Spotify Founder and CEO Daniel Ek sat down with Billboard yesterday to talk about the big, and news-making, year his company just had. The interview covers a lot of ground, from Spotify’s massive growth (the streaming service launched in 30 more countries this year) to Ek’s strategies for relieving stress (“I do the same thing I’ve been doing since I was 6 years old: I pick up a guitar and I start playing”), but lingers over the question, Will the company allow artists to pick and choose what material is on Spotify?
No, says Ek, because then users will look for missing material elsewhere.
There’s a lot of other places where you can access that music for free, so our view is the only thing that happens by not being in the free service is that the consumer then has to go to another service to get the song, and they will. If they stay on the [Spotify] free service there’s a lot more likelihood that the consumer ends up becoming a paying subscriber, thereby generating more revenue. And then on top of that we’re paying a considerable amount every single time someone does play a song, whether it’s on the free tier or the paid tier. It’s something that we keep on discussing internally but right now our stance is the same as it has been before.
“What it has highlighted for us,” he says, “is we need to do a better job explaining to artists how streaming benefits them.” As far as Ek is concerned, streaming is the inevitable future of the music industry, and artists can either be with that or… not with that. “There are many artists to whom, through the labels, we’re paying out millions a year already,” he says. “Those check sizes will just keep increasing.
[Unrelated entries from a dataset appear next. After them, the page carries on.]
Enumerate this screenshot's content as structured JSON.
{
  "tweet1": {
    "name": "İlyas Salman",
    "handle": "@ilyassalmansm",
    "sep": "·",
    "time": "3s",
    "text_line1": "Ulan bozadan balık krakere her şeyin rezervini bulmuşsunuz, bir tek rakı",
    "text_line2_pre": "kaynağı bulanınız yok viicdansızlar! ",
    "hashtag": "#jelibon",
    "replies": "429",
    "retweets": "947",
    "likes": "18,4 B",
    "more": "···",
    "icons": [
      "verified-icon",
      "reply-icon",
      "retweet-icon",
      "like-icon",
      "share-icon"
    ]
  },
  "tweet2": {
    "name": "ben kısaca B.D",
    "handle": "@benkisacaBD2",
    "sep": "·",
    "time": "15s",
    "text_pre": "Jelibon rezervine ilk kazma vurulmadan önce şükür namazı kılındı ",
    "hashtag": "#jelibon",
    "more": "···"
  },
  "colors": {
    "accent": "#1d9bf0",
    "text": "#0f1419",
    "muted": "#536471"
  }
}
I’m certain that if we can get the billion-people-plus that are consuming music online and move them into a model like Spotify, the industry would be considerably bigger than it is today.”
Other things covered in the interview:
- What about an IPO? “That’s not something that we spend a lot of time thinking about right now.”
- Who’s he listening to? Banks. He also recently saw some Mongolian hip-hop that he called “pretty surreal.”
- Is he taking advantage of Sweden’s extensive paternity leave policy and spending time at home with his new daughter? Not so much. “I wish I could, but I’m going to postpone that for a few years and put my head down and grow Spotify. I have two babies.”
Read the full interview (including the backstory behind Spotify’s Truffle Pig search tool) here.